This collaboration sparked about ten years ago. The pair reconnected and decided to collaborate with the help of Michael Eather. They worked with Tillers’ format of multi-panel canvasses where background, text and imagery are juggled across the boards like a very sophisticated jigsaw puzzle. Each artist takes and concedes ground on the work in different ways.
This is especially powerful in two of the mega structures of the show, Hymn to the Night and Fatherland. Fatherland depicts the five dreamings and the scene of the redemption as one. Tillers explained that the process of collaboration is at its core an exchange of empathy, and that the irreparable damage to Indigenous people and culture is not forgotten or neglected in this show. The huge final works are hung to look over The Loaded Ground, a painting made up of Tillers’ tiles that are covered by Jagamara in desert sand. The piece sits on a plinth at ankle height and evokes the landscape from which Jagamara’s iconography emerged.
The dreaming can be understood as Indigenous people’s signposts in their own land. Some signposts are above ground and fixed, whereas others are embedded in the land. Jagamara’s Big Rain and Lightning is a work of seven panels in black and white. The painting from 2002 shows how Jagamara’s experimentation has led him to focus on his symbols, elevating their presence from indicative powerful marks within a canvas to monumental characters of their own. It appears he has mixed sand into the paint. You could imagine this as earth combusted by a lightning bolt, disintegrated by rain, or perhaps demonstrates the Papunya Tula way of working, with a board on the ground.
Lightning Men At Mirawarri is powerful in a way you have to see to understand.
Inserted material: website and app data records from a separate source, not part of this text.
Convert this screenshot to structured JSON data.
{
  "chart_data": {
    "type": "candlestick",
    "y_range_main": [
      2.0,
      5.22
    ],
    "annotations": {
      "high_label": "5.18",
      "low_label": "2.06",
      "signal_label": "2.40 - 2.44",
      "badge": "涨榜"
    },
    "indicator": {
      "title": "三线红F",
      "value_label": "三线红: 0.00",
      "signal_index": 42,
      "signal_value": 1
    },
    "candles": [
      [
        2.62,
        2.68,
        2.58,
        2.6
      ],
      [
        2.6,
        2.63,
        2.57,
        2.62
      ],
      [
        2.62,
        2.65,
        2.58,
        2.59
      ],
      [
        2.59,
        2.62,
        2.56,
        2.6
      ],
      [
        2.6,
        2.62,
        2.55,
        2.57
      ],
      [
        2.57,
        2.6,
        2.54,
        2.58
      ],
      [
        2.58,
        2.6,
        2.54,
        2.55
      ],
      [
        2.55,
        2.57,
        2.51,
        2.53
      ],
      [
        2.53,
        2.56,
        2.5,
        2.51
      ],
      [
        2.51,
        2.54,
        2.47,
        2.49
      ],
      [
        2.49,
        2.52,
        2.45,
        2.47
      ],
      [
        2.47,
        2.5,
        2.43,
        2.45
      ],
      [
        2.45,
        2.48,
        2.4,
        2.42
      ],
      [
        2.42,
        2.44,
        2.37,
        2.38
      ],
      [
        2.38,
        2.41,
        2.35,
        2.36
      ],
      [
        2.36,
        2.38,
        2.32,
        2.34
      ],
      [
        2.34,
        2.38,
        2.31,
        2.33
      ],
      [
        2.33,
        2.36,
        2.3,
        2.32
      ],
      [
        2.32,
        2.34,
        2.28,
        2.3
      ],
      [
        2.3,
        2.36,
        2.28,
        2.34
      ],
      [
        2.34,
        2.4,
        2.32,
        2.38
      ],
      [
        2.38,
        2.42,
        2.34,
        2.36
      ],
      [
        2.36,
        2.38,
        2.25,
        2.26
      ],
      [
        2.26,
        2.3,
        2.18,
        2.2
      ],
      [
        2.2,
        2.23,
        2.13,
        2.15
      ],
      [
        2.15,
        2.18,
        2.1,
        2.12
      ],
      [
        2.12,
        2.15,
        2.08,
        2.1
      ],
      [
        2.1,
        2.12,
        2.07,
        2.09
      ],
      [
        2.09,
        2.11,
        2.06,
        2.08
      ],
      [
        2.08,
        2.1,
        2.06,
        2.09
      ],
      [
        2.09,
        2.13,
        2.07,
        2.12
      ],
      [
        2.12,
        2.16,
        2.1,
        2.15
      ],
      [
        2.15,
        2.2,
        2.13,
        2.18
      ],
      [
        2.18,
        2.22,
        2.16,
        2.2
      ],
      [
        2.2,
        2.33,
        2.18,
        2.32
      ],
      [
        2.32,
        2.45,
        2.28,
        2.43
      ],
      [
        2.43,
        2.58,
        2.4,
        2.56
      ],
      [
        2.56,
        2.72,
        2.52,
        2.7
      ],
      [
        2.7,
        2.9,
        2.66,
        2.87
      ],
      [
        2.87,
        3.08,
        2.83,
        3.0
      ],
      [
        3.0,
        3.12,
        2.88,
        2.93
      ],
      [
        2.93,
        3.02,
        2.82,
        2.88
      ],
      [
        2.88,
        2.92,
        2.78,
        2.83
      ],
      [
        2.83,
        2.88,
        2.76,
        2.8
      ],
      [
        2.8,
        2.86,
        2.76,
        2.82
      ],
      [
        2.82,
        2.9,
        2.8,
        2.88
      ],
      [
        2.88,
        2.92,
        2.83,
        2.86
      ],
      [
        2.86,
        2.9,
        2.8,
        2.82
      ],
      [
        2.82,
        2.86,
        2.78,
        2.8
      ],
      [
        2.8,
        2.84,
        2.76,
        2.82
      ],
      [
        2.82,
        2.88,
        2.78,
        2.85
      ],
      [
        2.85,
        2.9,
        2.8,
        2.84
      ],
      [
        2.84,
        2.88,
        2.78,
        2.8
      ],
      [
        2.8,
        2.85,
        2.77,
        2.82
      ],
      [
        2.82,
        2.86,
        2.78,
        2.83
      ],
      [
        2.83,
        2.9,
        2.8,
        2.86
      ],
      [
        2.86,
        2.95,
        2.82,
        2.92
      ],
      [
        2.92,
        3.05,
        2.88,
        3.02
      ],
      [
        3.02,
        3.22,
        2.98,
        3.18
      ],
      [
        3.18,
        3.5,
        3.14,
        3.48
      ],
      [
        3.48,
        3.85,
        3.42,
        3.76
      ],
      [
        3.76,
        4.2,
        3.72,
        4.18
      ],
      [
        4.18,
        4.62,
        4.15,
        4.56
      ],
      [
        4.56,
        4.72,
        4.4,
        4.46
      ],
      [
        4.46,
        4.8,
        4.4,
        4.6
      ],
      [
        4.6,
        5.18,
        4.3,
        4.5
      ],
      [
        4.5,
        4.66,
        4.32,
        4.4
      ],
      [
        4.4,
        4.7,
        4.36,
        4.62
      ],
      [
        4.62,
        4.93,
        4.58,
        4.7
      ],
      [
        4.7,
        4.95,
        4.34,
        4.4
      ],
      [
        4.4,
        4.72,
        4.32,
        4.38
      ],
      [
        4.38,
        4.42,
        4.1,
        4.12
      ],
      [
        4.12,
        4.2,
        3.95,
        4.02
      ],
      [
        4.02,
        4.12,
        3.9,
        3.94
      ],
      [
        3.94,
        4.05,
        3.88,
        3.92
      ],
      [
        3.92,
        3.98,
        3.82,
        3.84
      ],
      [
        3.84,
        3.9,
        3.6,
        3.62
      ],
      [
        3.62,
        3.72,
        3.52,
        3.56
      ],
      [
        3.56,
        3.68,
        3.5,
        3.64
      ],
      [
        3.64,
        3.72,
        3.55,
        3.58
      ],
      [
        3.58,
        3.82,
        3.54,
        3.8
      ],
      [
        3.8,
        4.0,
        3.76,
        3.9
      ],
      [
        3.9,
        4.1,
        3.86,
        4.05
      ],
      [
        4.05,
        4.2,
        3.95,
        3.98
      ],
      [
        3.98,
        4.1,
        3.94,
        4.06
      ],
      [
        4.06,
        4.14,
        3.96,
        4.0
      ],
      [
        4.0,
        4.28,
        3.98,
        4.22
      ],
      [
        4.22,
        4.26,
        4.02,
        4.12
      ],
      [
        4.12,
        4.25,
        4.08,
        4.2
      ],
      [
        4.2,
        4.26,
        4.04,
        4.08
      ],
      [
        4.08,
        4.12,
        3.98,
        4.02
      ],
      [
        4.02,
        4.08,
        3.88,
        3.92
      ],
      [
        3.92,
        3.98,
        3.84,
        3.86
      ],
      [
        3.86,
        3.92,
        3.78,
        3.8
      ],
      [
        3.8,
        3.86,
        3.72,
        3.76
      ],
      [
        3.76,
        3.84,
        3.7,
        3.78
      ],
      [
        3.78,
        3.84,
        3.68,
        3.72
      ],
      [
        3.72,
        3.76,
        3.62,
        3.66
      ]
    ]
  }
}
Opaque paint is trowelled rhythmically across the canvas, and the combination of two large crescent shapes, which represent men meeting, with the alien colour in the background makes the painting hum with a special energy.
Tillers’ room contains four paintings. Each contains appropriation that is revealed and concealed by carefully composed text. The canvasses come to feel like a flickering newsreel with what may seem like disjointed grabs of time. No wonder Tillers’ work has been described as creating and inhabiting a third space. After Civilization (for Geoff Bardon) (1986) is an early work using a composition inspired by Giorgio de Chirico as well as the design of the Forecourt mosaic, Parliament House, inspired by Jagamara’s Possum and Wallaby Dreaming painting. The two works take the sinewy line of Emily Kame Kngwarreye’s yam dreaming paintings. One of these, Surrender, uses text from Australian playwright Janis Balodis, who, like Tillers, has a post-WWII Latvian heritage. Black lines creep across this painting and are tangled with the text ‘wave after wave after wave.’ This juxtaposition clearly communicates universal feelings of transience, dispossession and oppression.
This exhibition is bookended by two rooms; one with Jagamara’s lyrical paintings of possum and lightning dreamings from his early years to now, where his iconography has become bolder and his experimentation with paint has a quiet confidence. Tillers’ room has an ‘Alice in Wonderland’ appeal, as you walk into the space and are suddenly dwarfed by the scale of the paintings and ideas with their complex references to art history and the heavy footprint of colonisation. The collaboration strives for a middle ground and it is a pleasure to view, whether or not you know the loadedhistory.
The Loaded Ground is currently showing at The Drill Hall Gallery until Sunday September 23. The gallery is open Wed-Sun, 12pm-5pm. Free.